Updated: Feb 22
I remember fondly the Colorado State Fair Parade — the sights and sounds as festive music filled the air, the clickity-clack of horse hooves on the street as marching bands played and the community coming together, all announcing a time of celebration. As a child, this event meant two things: the season of funnel cakes, midway rides and 4-H shows had arrived, and summertime was almost over. As my young self experienced a temporary joy with the announcement of the State Fair, the soul experiences a different kind of joy as processions with the Blessed Sacrament announce the eternal presence of Jesus Christ.
There are four ways that Jesus is present to us at Mass: the gathered assembly, the priest as he speaks the words of Jesus at the Last Supper over the bread and wine, Jesus is present in the word of God proclaimed and in the Eucharist (the bread and wine itself).
"the soul experiences a different kind of joy as processions with the Blessed Sacrament announce the eternal presence of Jesus Christ."
In the Eucharist, the bread and wine become the fullness of Jesus Christ as the bread and wine are transformed into Christ’s body. St. Thomas Aquinas
once said, “The common spiritual good of the whole Church is contained in the sacrament of the Eucharist.”
One of the greatest feasts of the Church celebrates this reality oft he Eucharist. This feast
is the solemnity of Corpus Christi.
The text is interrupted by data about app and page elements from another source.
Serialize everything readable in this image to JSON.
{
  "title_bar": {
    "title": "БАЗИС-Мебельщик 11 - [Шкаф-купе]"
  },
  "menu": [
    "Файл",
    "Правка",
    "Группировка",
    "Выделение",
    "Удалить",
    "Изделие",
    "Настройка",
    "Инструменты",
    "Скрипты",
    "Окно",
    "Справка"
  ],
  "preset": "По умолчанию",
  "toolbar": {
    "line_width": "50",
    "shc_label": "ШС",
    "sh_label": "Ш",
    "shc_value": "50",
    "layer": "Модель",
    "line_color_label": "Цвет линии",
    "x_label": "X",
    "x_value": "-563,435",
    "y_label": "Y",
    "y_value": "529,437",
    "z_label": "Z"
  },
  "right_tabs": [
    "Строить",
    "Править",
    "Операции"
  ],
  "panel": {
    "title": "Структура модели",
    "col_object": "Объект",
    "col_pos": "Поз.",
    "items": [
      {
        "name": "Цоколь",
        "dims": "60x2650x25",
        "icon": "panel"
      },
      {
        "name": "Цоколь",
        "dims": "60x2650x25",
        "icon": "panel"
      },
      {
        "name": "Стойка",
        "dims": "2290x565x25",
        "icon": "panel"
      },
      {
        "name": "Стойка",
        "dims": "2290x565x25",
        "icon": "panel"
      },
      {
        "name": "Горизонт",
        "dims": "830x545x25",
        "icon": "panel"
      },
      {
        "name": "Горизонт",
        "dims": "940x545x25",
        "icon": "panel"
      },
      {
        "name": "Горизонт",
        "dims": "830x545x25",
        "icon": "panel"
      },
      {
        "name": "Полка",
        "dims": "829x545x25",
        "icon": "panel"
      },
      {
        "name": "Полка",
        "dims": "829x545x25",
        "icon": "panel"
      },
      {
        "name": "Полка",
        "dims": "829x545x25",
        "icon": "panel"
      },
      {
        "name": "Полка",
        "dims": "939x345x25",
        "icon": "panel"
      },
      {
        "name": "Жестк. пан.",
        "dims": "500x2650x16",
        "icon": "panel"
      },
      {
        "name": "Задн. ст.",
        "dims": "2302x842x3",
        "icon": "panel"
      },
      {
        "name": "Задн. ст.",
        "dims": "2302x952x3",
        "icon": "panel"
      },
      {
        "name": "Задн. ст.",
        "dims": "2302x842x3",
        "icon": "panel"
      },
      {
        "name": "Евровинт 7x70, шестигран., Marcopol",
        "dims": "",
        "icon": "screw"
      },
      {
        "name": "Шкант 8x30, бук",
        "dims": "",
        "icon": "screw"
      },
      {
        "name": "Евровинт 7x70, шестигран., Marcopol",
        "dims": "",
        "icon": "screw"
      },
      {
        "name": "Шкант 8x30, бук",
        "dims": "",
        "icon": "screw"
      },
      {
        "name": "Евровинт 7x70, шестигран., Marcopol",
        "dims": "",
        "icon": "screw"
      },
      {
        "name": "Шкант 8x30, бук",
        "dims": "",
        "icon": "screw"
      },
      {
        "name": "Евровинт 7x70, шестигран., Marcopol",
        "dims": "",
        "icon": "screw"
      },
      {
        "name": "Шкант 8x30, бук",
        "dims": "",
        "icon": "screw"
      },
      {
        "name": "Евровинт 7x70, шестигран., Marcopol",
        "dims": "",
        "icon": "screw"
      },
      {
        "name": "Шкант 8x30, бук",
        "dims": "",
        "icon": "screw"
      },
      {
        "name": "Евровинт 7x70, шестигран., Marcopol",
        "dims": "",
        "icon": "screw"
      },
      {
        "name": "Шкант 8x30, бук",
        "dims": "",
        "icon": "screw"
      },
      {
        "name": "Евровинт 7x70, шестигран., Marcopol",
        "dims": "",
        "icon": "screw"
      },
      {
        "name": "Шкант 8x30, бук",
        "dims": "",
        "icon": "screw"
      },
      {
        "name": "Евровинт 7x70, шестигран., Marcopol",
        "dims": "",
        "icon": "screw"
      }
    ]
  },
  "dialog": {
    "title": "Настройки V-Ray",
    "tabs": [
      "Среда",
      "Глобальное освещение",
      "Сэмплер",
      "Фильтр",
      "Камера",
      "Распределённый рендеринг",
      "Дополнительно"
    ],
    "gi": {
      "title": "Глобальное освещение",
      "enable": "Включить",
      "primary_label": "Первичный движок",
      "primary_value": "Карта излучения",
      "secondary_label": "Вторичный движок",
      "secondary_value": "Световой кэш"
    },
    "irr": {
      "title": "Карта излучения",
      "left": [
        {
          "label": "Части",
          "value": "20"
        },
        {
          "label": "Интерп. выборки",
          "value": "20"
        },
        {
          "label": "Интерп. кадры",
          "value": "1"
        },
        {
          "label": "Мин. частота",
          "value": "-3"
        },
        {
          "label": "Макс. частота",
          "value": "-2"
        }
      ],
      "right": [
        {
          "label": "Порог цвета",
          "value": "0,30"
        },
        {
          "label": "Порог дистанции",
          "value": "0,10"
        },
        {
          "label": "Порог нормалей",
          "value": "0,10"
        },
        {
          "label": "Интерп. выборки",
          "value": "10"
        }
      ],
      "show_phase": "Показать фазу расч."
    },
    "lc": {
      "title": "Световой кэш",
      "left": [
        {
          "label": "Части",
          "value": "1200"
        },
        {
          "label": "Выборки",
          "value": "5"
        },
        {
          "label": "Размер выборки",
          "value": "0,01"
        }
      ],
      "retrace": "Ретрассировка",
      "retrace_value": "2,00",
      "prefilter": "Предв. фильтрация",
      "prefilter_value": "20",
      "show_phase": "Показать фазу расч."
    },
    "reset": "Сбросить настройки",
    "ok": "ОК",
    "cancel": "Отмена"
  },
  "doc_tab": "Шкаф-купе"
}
Traditionally on this feast day, a sunburst-shaped container called a monstrance holding the Blessed Sacrament, is carried in procession through the street, while songs and prayers announce the eternal presence of Jesus among us.
"In the Eucharist, the bread and wine become the fullness of Jesus Christ as the bread and wine are transformed into Christ’s body."
During this month, let us spend some time in prayer before Christ in the Blessed Sacrament, consider it a type of spiritual eucharistic procession. It might be in formal adoration, or it might be just spending some quiet time before Mass reflecting on the great treasure we have in the body of Christ. Praying before the Blessed Sacrament, St. Therese of Lisieux remarked, “In the silence, I found my one consolation: Jesus.”
Sincerely yours in Christ,
Rev. Michael Chrisman
Director of Worship